═══ Records for the task

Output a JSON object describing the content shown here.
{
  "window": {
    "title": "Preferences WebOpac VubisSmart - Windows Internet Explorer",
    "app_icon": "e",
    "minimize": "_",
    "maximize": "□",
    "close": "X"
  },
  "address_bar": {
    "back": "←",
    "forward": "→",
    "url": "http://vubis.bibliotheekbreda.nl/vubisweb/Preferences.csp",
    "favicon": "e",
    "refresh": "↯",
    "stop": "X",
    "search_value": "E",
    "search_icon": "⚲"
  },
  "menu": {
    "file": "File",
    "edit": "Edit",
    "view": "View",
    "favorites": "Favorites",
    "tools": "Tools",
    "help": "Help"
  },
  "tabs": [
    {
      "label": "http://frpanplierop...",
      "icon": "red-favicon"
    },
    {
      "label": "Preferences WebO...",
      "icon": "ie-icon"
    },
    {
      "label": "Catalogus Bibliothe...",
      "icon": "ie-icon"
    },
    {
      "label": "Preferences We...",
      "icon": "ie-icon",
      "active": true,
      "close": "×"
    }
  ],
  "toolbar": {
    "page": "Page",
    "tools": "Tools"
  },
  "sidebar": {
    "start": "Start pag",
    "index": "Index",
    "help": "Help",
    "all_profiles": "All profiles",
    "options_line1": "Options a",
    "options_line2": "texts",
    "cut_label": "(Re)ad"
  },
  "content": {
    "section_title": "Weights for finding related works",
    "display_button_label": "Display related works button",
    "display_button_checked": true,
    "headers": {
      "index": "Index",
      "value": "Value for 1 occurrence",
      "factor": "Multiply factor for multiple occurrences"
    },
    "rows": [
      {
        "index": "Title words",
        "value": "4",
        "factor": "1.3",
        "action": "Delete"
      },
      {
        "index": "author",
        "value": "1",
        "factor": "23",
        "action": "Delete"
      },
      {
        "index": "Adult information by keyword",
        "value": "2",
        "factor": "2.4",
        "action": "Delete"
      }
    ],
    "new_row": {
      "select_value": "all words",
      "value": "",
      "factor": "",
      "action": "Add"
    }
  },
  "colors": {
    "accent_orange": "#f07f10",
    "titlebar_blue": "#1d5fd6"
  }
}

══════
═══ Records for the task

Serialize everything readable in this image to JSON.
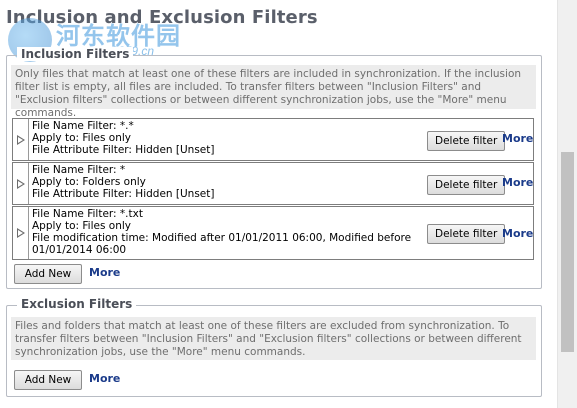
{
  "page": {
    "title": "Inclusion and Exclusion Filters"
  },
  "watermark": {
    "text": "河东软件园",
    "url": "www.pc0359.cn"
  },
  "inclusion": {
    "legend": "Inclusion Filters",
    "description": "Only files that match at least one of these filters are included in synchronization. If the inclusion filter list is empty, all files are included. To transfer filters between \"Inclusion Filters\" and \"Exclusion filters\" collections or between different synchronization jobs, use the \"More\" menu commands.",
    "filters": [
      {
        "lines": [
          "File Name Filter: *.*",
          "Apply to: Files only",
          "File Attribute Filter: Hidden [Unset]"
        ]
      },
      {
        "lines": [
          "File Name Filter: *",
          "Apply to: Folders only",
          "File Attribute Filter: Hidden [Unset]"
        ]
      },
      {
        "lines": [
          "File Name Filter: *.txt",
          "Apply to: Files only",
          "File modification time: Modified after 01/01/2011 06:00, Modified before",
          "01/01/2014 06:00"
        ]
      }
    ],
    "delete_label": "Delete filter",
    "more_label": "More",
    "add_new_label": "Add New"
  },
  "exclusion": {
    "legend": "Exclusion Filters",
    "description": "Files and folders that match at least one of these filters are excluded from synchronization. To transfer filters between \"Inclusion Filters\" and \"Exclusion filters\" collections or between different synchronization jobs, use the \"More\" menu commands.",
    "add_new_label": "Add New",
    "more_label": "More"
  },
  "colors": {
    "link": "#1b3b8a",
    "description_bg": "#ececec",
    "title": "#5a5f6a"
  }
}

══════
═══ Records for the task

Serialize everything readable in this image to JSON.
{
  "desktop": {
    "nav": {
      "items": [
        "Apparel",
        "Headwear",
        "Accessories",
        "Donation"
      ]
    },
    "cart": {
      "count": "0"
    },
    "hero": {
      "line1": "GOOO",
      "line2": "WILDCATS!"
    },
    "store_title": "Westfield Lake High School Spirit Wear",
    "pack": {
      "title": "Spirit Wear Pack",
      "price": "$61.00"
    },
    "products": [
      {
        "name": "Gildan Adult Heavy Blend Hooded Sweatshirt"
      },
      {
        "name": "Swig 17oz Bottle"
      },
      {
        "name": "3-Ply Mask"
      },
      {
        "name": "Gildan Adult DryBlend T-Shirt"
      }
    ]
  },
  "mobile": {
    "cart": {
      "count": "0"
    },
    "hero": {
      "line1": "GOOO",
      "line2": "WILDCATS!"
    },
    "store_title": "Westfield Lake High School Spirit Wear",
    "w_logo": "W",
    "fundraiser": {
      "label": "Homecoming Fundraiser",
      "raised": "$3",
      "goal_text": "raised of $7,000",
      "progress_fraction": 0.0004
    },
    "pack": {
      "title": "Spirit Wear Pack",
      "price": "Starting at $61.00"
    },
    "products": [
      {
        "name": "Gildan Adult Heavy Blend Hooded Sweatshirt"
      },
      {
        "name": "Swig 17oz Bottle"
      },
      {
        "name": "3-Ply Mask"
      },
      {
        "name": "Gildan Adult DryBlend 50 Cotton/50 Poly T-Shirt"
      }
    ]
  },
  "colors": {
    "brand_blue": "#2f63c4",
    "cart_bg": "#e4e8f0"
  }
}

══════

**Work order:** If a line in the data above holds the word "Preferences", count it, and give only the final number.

**Final answer:** 4